# [What is expected]
What is needed is an exact copy of the entries below, with the pictures left out.

# [Dataset rows for apps and sites]

--

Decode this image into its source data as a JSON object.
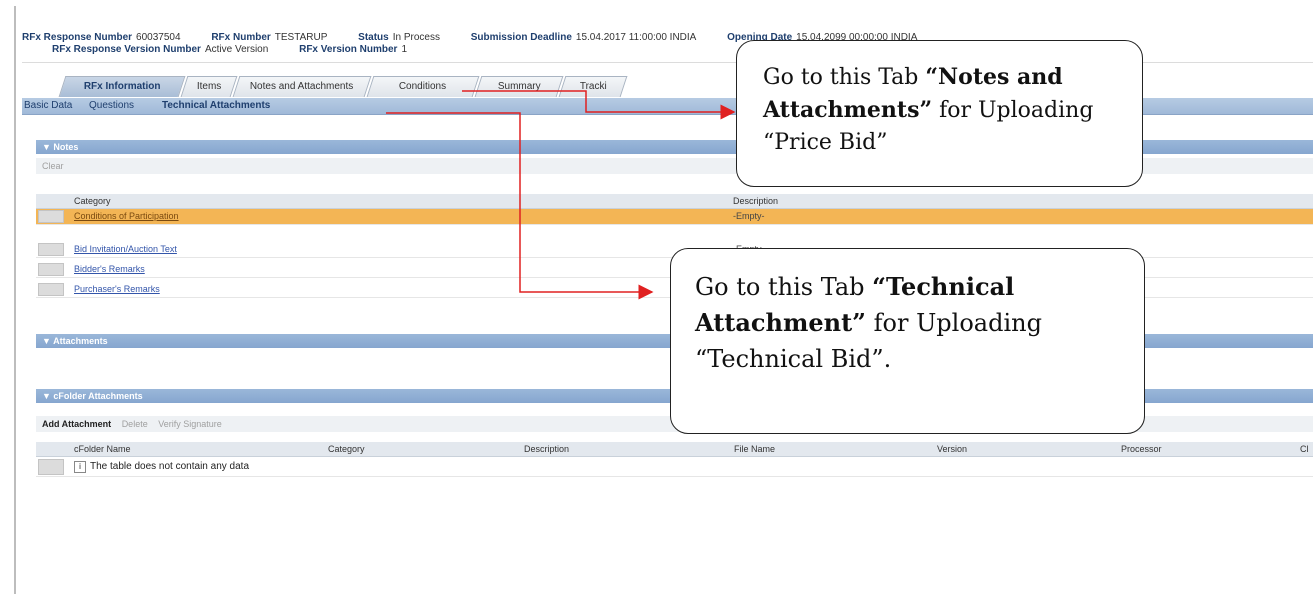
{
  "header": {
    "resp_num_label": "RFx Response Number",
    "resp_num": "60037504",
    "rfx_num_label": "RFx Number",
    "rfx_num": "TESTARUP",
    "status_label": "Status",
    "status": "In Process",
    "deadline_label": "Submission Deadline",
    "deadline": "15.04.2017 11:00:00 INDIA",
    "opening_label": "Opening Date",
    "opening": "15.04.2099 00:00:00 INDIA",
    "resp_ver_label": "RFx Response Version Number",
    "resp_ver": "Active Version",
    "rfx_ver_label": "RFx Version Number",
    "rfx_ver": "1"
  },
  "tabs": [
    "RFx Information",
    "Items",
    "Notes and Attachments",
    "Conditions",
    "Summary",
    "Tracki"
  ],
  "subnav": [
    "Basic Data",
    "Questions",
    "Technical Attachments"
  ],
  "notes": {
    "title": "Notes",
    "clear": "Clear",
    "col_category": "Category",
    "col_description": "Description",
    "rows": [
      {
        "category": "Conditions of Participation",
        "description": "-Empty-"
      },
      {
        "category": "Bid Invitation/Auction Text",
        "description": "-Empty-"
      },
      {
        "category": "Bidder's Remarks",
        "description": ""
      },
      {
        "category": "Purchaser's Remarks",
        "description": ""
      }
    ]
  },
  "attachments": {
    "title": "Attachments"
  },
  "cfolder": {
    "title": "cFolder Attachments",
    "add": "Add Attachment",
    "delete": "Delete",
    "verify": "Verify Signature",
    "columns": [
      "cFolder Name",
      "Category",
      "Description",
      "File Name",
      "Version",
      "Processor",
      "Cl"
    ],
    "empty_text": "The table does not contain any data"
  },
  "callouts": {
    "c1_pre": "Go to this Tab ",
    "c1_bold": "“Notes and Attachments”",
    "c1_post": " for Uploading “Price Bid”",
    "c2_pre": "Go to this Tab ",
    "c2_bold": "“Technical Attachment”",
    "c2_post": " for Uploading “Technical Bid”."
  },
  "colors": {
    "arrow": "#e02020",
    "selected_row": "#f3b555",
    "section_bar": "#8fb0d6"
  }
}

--

# [Completed task]
Decode this image into its source data as a JSON object.
{
  "header": {
    "resp_num_label": "RFx Response Number",
    "resp_num": "60037504",
    "rfx_num_label": "RFx Number",
    "rfx_num": "TESTARUP",
    "status_label": "Status",
    "status": "In Process",
    "deadline_label": "Submission Deadline",
    "deadline": "15.04.2017 11:00:00 INDIA",
    "opening_label": "Opening Date",
    "opening": "15.04.2099 00:00:00 INDIA",
    "resp_ver_label": "RFx Response Version Number",
    "resp_ver": "Active Version",
    "rfx_ver_label": "RFx Version Number",
    "rfx_ver": "1"
  },
  "tabs": [
    "RFx Information",
    "Items",
    "Notes and Attachments",
    "Conditions",
    "Summary",
    "Tracki"
  ],
  "subnav": [
    "Basic Data",
    "Questions",
    "Technical Attachments"
  ],
  "notes": {
    "title": "Notes",
    "clear": "Clear",
    "col_category": "Category",
    "col_description": "Description",
    "rows": [
      {
        "category": "Conditions of Participation",
        "description": "-Empty-"
      },
      {
        "category": "Bid Invitation/Auction Text",
        "description": "-Empty-"
      },
      {
        "category": "Bidder's Remarks",
        "description": ""
      },
      {
        "category": "Purchaser's Remarks",
        "description": ""
      }
    ]
  },
  "attachments": {
    "title": "Attachments"
  },
  "cfolder": {
    "title": "cFolder Attachments",
    "add": "Add Attachment",
    "delete": "Delete",
    "verify": "Verify Signature",
    "columns": [
      "cFolder Name",
      "Category",
      "Description",
      "File Name",
      "Version",
      "Processor",
      "Cl"
    ],
    "empty_text": "The table does not contain any data"
  },
  "callouts": {
    "c1_pre": "Go to this Tab ",
    "c1_bold": "“Notes and Attachments”",
    "c1_post": " for Uploading “Price Bid”",
    "c2_pre": "Go to this Tab ",
    "c2_bold": "“Technical Attachment”",
    "c2_post": " for Uploading “Technical Bid”."
  },
  "colors": {
    "arrow": "#e02020",
    "selected_row": "#f3b555",
    "section_bar": "#8fb0d6"
  }
}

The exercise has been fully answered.